By Marianne Wood,
Bruce Peninsula Press
As my 5-year-old was boarding the school bus this morning (December 1st) a car blew past without stopping – flashing lights, stop sign, blaring bus horn and all. Wish I had caught your plate number…
This was the fourth time since September I had heard of similar incidents, which prompted me to write this.
So how often does this happen?
Provincial Constable Nick Wilson of the Grey Bruce Detachment confirms that every year Grey Bruce OPP receives numerous calls for service regarding this matter.
“Motorists have an obligation under the Highway Traffic Act to stop when they are meeting or overtaking a school bus that has its overhead lights activated or its stop arm activated. Motorists are only to proceed once the bus moves, or once the stop arm is no longer actuated.” said Constable Wilson.
“Those who fail to abide by this law could face a set fine of 400 dollars and 6 demerit points. The Highway traffic act also allows for the owner of a motor vehicle to be charged regarding this offence, in the event that the driver of the motor vehicle at the time of the event cannot be identified.”
Wilson adds “Members of the public, if it is safe to do so, are encouraged to attempt to write down a licence plate of an offending motor vehicle, and report it to their local police service.”
My bus stop is on the notoriously unsafe Highway 6. Our (amazing) bus driver takes extra care when students are boarding and crossing the road – our route for St Edmunds Public School carries the youngest of our northern peninsula students.
“I have lost count of the number of times this has happened to me on Highway 6.” says bus driver David Warder of Lion’s Head. “I have many bus stops on Highway 6 and a vehicle has driven through my lights at every one of them, at least once, this school year. They ignore the strobing red lights, the stop sign, the blasting horn, the waving arm.”
Warder has only been able to gather enough information to report three of the incidents to police. Two of those reported incidents were local drivers. One was a visitor to the area in a rental car, which prevented police from completing their investigation.
“It’s not just a summer thing” states Warder. “It has been just as bad in November and December as it was in September and October.”
The 19 children on Warder’s route are between the ages of 3 and 8. He recommends parents reinforce the importance of keeping items in backpacks while boarding, riding and exiting the bus.

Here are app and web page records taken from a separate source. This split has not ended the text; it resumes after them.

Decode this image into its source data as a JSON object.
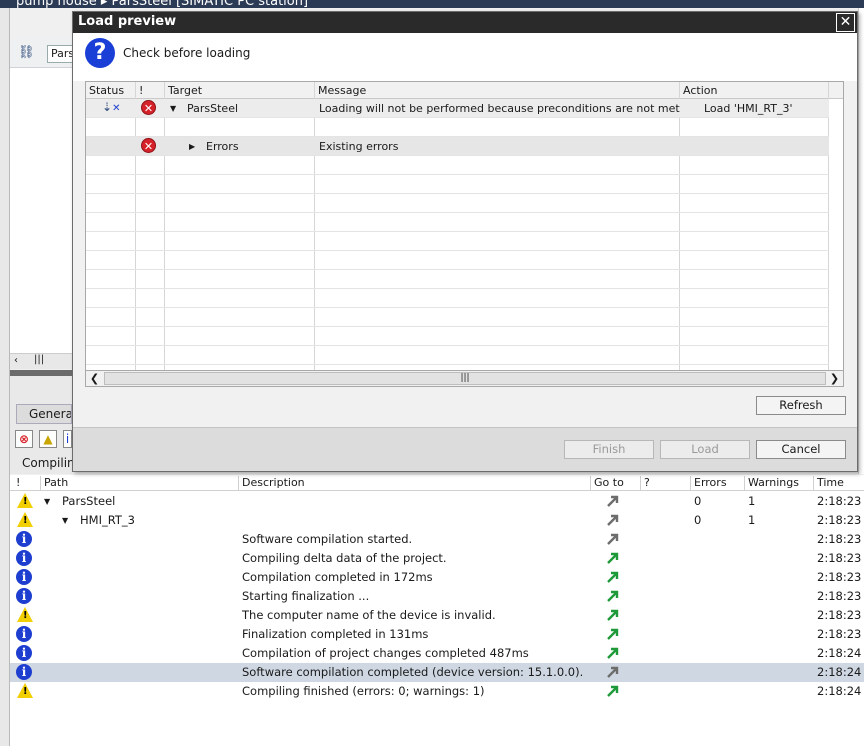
{
  "app": {
    "title": "pump house  ▸  ParsSteel [SIMATIC PC station]",
    "search_value": "Pars",
    "tab_general": "Genera",
    "compiling_label": "Compilin"
  },
  "dialog": {
    "title": "Load preview",
    "heading": "Check before loading",
    "columns": {
      "status": "Status",
      "excl": "!",
      "target": "Target",
      "message": "Message",
      "action": "Action"
    },
    "rows": [
      {
        "target": "ParsSteel",
        "message": "Loading will not be performed because preconditions are not met",
        "action": "Load 'HMI_RT_3'"
      },
      {
        "target": "Errors",
        "message": "Existing errors",
        "action": ""
      }
    ],
    "scroll_thumb_grip": "|||",
    "refresh_label": "Refresh",
    "finish_label": "Finish",
    "load_label": "Load",
    "cancel_label": "Cancel",
    "close_glyph": "✕"
  },
  "messages": {
    "columns": {
      "excl": "!",
      "path": "Path",
      "description": "Description",
      "goto": "Go to",
      "q": "?",
      "errors": "Errors",
      "warnings": "Warnings",
      "time": "Time"
    },
    "rows": [
      {
        "icon": "warning-icon",
        "path": "ParsSteel",
        "description": "",
        "errors": "0",
        "warnings": "1",
        "time": "2:18:23"
      },
      {
        "icon": "warning-icon",
        "path": "HMI_RT_3",
        "description": "",
        "errors": "0",
        "warnings": "1",
        "time": "2:18:23"
      },
      {
        "icon": "info-icon",
        "path": "",
        "description": "Software compilation started.",
        "errors": "",
        "warnings": "",
        "time": "2:18:23"
      },
      {
        "icon": "info-icon",
        "path": "",
        "description": "Compiling delta data of the project.",
        "errors": "",
        "warnings": "",
        "time": "2:18:23"
      },
      {
        "icon": "info-icon",
        "path": "",
        "description": "Compilation completed in 172ms",
        "errors": "",
        "warnings": "",
        "time": "2:18:23"
      },
      {
        "icon": "info-icon",
        "path": "",
        "description": "Starting finalization ...",
        "errors": "",
        "warnings": "",
        "time": "2:18:23"
      },
      {
        "icon": "warning-icon",
        "path": "",
        "description": "The computer name of the device is invalid.",
        "errors": "",
        "warnings": "",
        "time": "2:18:23"
      },
      {
        "icon": "info-icon",
        "path": "",
        "description": "Finalization completed in 131ms",
        "errors": "",
        "warnings": "",
        "time": "2:18:23"
      },
      {
        "icon": "info-icon",
        "path": "",
        "description": "Compilation of project changes completed 487ms",
        "errors": "",
        "warnings": "",
        "time": "2:18:24"
      },
      {
        "icon": "info-icon",
        "path": "",
        "description": "Software compilation completed (device version: 15.1.0.0).",
        "errors": "",
        "warnings": "",
        "time": "2:18:24"
      },
      {
        "icon": "warning-icon",
        "path": "",
        "description": "Compiling finished (errors: 0; warnings: 1)",
        "errors": "",
        "warnings": "",
        "time": "2:18:24"
      }
    ]
  }
}
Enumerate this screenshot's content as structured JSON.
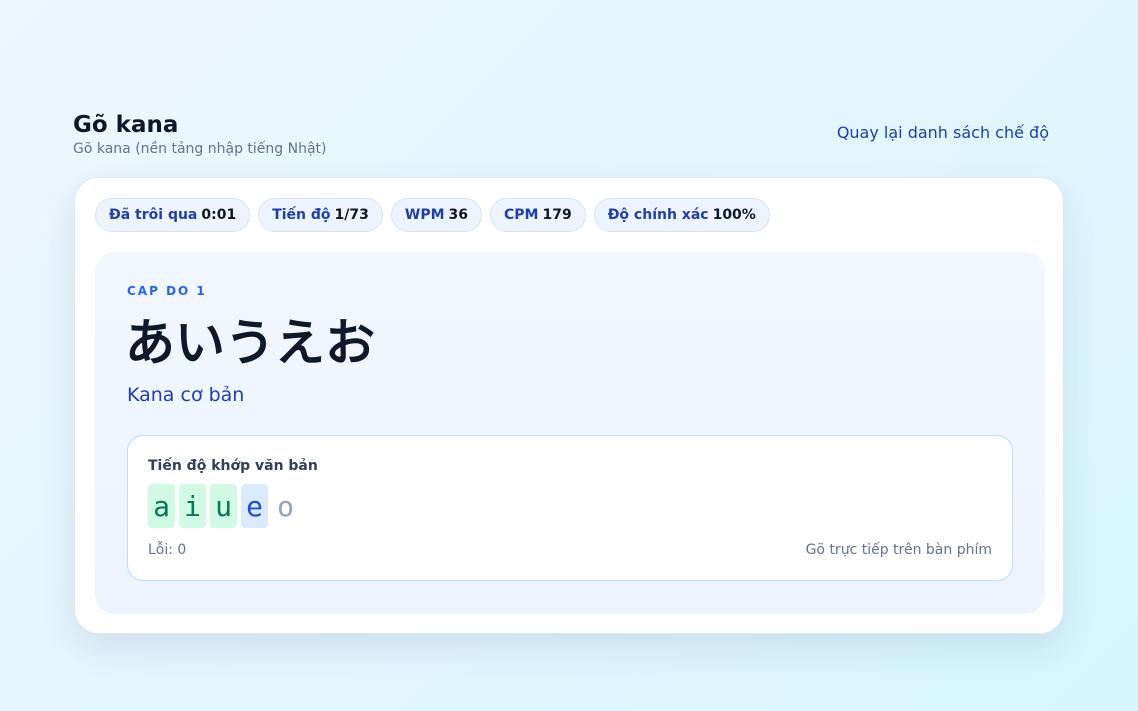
{
  "header": {
    "title": "Gõ kana",
    "subtitle": "Gõ kana (nền tảng nhập tiếng Nhật)",
    "back_link": "Quay lại danh sách chế độ"
  },
  "stats": [
    {
      "label": "Đã trôi qua",
      "value": "0:01"
    },
    {
      "label": "Tiến độ",
      "value": "1/73"
    },
    {
      "label": "WPM",
      "value": "36"
    },
    {
      "label": "CPM",
      "value": "179"
    },
    {
      "label": "Độ chính xác",
      "value": "100%"
    }
  ],
  "lesson": {
    "level_label": "CAP DO 1",
    "kana": "あいうえお",
    "description": "Kana cơ bản"
  },
  "match": {
    "title": "Tiến độ khớp văn bản",
    "chars": [
      {
        "char": "a",
        "state": "done"
      },
      {
        "char": "i",
        "state": "done"
      },
      {
        "char": "u",
        "state": "done"
      },
      {
        "char": "e",
        "state": "current"
      },
      {
        "char": "o",
        "state": "pending"
      }
    ],
    "errors": "Lỗi: 0",
    "hint": "Gõ trực tiếp trên bàn phím"
  },
  "colors": {
    "accent": "#1e40af",
    "done_bg": "#d1fae5",
    "current_bg": "#dbeafe",
    "pending_text": "#94a3b8"
  }
}
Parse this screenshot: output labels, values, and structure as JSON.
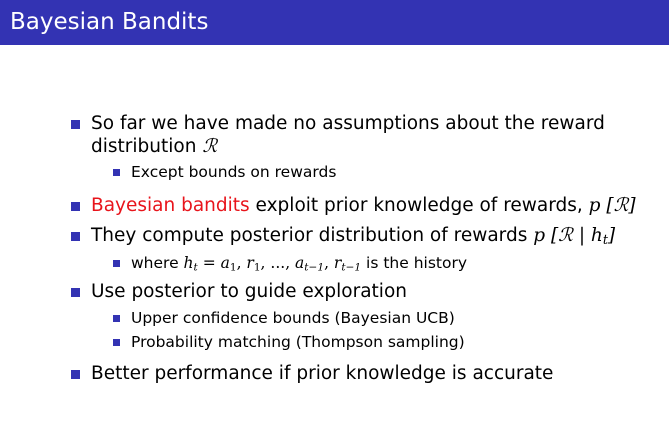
{
  "slide": {
    "title": "Bayesian Bandits",
    "bullets": {
      "b1": {
        "text_line1": "So far we have made no assumptions about the reward",
        "text_line2": "distribution ",
        "symbol": "ℛ",
        "sub": {
          "text": "Except bounds on rewards"
        }
      },
      "b2": {
        "highlight": "Bayesian bandits",
        "text": " exploit prior knowledge of rewards, ",
        "math": "p [ℛ]"
      },
      "b3": {
        "text": "They compute posterior distribution of rewards ",
        "math_open": "p [ℛ | h",
        "math_sub": "t",
        "math_close": "]",
        "sub": {
          "prefix": "where ",
          "h": "h",
          "t": "t",
          "eq": " = ",
          "a": "a",
          "one": "1",
          "comma": ", ",
          "r": "r",
          "dots": "...",
          "tm1": "t−1",
          "suffix": " is the history"
        }
      },
      "b4": {
        "text": "Use posterior to guide exploration",
        "sub1": "Upper confidence bounds (Bayesian UCB)",
        "sub2": "Probability matching (Thompson sampling)"
      },
      "b5": {
        "text": "Better performance if prior knowledge is accurate"
      }
    }
  },
  "colors": {
    "title_bar": "#3333b3",
    "bullet": "#3333b3",
    "highlight": "#e8141b"
  },
  "icons": {
    "bullet": "square-bullet-icon"
  }
}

“Children of this age do not yet think about much other than themselves. If they lose their grip on anything and it goes onto the road, the child is very likely to run onto the road and not consider the danger of the situation. My rule for the bus is that anything the students are not wearing needs to be in their backpack. Many of the students object and think it will never happen to them. If parents could help teachers and bus drivers to reinforce this with their children, it would contribute to a reduction of the risk of an unfortunate injury or death.”

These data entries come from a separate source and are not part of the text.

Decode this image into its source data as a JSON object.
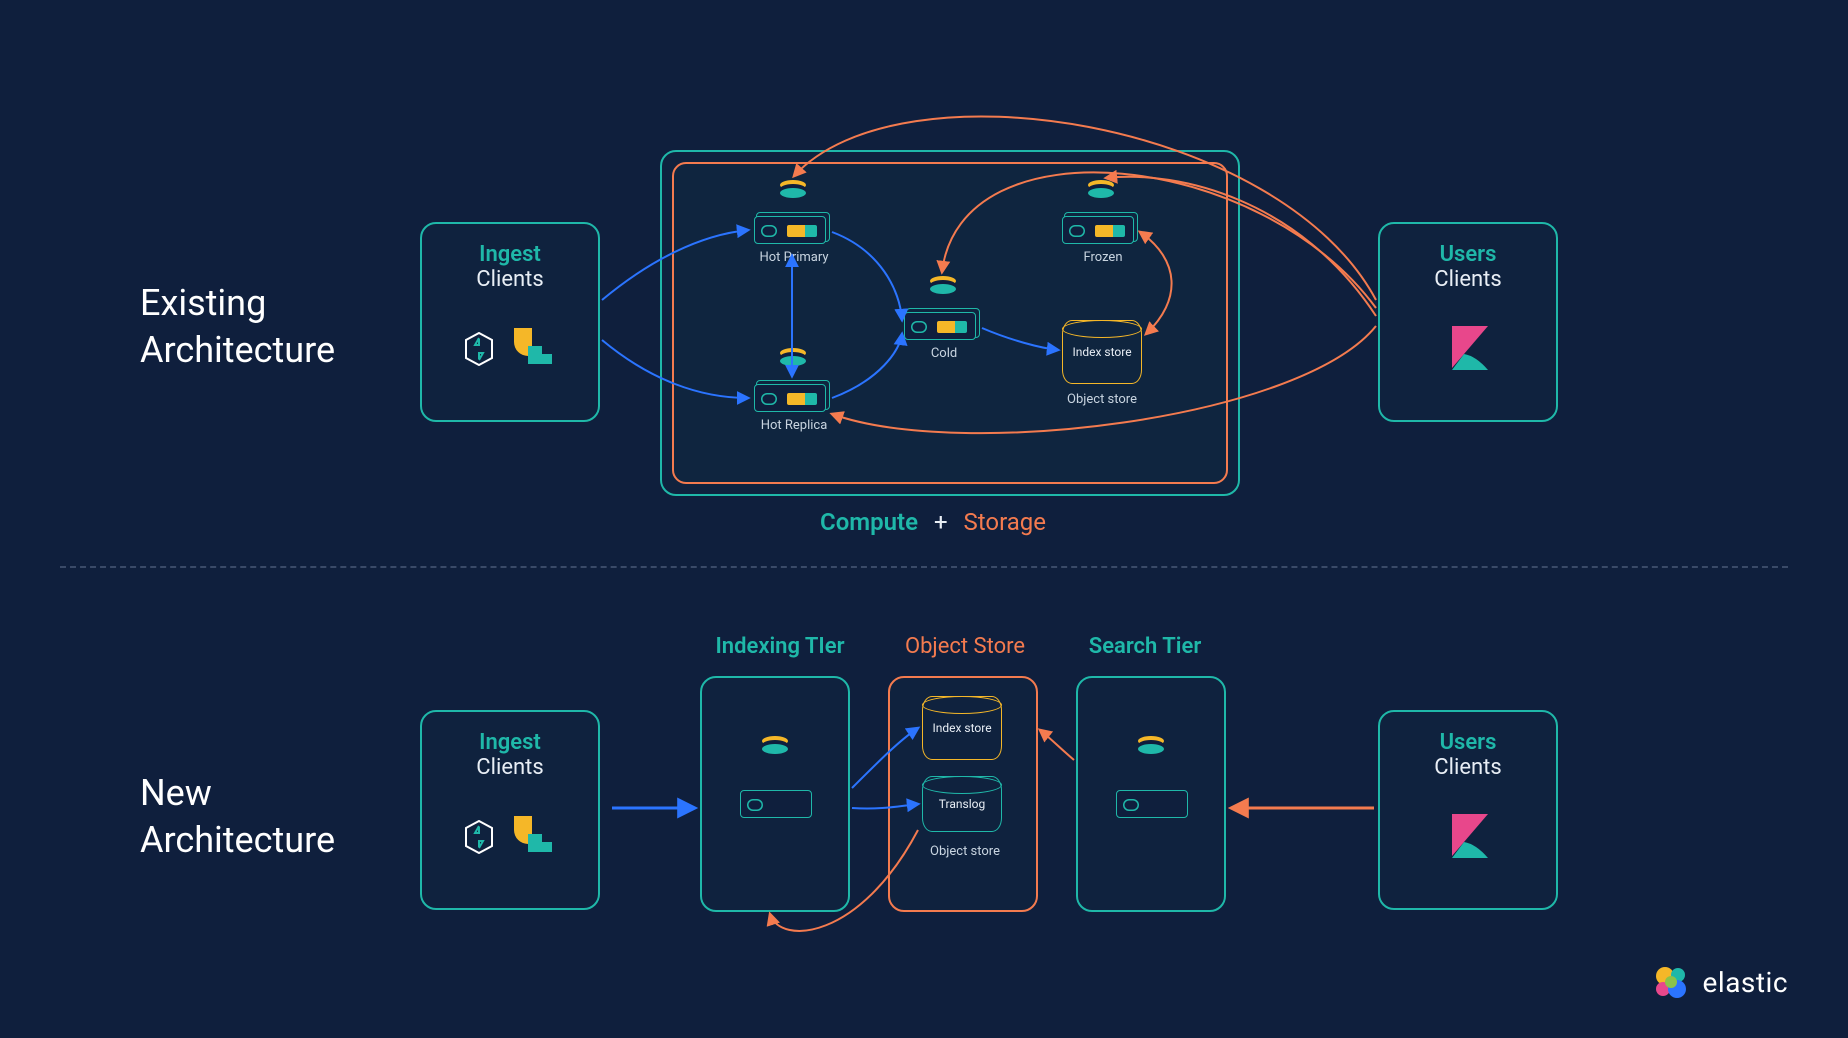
{
  "brand": {
    "name": "elastic"
  },
  "sections": {
    "existing": {
      "title_line1": "Existing",
      "title_line2": "Architecture"
    },
    "new": {
      "title_line1": "New",
      "title_line2": "Architecture"
    }
  },
  "existing": {
    "ingest": {
      "title": "Ingest",
      "subtitle": "Clients"
    },
    "users": {
      "title": "Users",
      "subtitle": "Clients"
    },
    "nodes": {
      "hot_primary": "Hot Primary",
      "hot_replica": "Hot Replica",
      "cold": "Cold",
      "frozen": "Frozen",
      "index_store": "Index store",
      "object_store_caption": "Object store"
    },
    "caption": {
      "compute": "Compute",
      "plus": "+",
      "storage": "Storage"
    }
  },
  "new": {
    "ingest": {
      "title": "Ingest",
      "subtitle": "Clients"
    },
    "users": {
      "title": "Users",
      "subtitle": "Clients"
    },
    "tiers": {
      "indexing": "Indexing TIer",
      "object_store": "Object Store",
      "search": "Search Tier"
    },
    "object": {
      "index_store": "Index store",
      "translog": "Translog",
      "caption": "Object store"
    }
  },
  "colors": {
    "teal": "#1fb8a9",
    "orange": "#f47b4f",
    "yellow": "#f5b728",
    "blue": "#2b74ff",
    "bg": "#0f1f3d"
  }
}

Bus driver Leona Miller echoes Warder’s concerns. “It’s nerve-racking” says Miller who currently drives the Wiarton to Stokes Bay route. The stops on Highway 6 are an ongoing problem. Of particular concern are the consecutive stops that are close together; as soon as the bus starts moving vehicles race to pass, even with lights still activated and another stop just yards away. Licence plates are hard to catch. “Cameras on the bus would definitely help” suggests Miller.
Miller has been a school bus driver for 34 years with routes in Guelph, Orangeville, Fergus and now the Bruce Peninsula. She notes that the Ferndale area was especially dangerous with tourist traffic.

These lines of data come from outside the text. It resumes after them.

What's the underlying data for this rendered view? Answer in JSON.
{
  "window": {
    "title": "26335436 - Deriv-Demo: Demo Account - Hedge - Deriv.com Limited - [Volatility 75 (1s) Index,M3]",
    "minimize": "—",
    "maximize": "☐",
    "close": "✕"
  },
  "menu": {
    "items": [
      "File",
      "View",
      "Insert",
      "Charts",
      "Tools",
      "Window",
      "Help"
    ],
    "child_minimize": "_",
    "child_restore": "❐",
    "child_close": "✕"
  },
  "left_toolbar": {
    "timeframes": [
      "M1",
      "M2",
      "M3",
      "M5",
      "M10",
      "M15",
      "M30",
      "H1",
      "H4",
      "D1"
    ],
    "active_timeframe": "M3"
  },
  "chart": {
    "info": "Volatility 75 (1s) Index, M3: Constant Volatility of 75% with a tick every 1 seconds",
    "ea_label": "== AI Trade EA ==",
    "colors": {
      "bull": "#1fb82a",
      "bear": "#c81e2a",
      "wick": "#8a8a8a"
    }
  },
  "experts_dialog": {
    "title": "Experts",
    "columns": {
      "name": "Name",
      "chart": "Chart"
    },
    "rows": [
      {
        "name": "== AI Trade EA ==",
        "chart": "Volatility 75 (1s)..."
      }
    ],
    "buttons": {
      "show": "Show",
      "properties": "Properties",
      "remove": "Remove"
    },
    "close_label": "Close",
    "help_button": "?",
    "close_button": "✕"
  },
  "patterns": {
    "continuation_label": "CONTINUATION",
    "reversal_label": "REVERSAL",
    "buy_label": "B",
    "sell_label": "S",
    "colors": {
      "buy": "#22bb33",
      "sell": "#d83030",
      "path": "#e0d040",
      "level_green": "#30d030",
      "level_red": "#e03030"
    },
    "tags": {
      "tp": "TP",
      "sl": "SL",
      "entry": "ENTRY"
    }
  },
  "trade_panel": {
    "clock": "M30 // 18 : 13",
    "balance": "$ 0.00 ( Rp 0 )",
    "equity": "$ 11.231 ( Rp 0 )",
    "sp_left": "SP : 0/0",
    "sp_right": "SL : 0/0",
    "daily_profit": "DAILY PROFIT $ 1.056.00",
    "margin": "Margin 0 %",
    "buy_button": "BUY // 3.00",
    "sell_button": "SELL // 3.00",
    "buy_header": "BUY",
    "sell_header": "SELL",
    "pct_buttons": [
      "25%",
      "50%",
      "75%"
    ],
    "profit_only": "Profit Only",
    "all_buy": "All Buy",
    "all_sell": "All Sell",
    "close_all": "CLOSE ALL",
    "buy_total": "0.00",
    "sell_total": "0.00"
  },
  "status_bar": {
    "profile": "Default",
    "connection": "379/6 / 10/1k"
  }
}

“As a bus driver, you really have to concentrate – watching traffic while also making sure that children are boarding or exiting the bus safely.”
Over her years of experience she has observed that students have a false sense of security around school buses and the risks involved. “Children learn from a very young age that a school bus is a safe place. They think that nothing bad can happen to them.” She offers a scenario: All it takes is for a child to leave one piece of paper on the bus, then without thinking, they run back to get it. That’s how quickly an accident can happen.
Like David Warder, Leona Miller thinks there should be more education and training provided by parents and schools on bus safety.
Friendly Neighbourhood Reminder
I assume that most of the drivers that don’t stop aren’t doing it out of a sense of entitlement – they’re just too distracted. They don’t see the flashing lights (they’re kinda hard to miss, but ok). A friendly neighbourhood reminder that you’re driving a three or four thousand pound machine hurtling towards a bus full of children…
Bus drivers have a tough job on the Bruce: monitoring weather conditions, traffic, wildlife – all while a bus full of kids are chatting behind them. With a region-wide bus driver shortage, let’s try to make their job as easy as we can.
PS: Same goes for all Emergency Vehicles (I bet they have some stories to tell travelling Highway 6) and Flashing Green Lights too (your local volunteer Firefighters).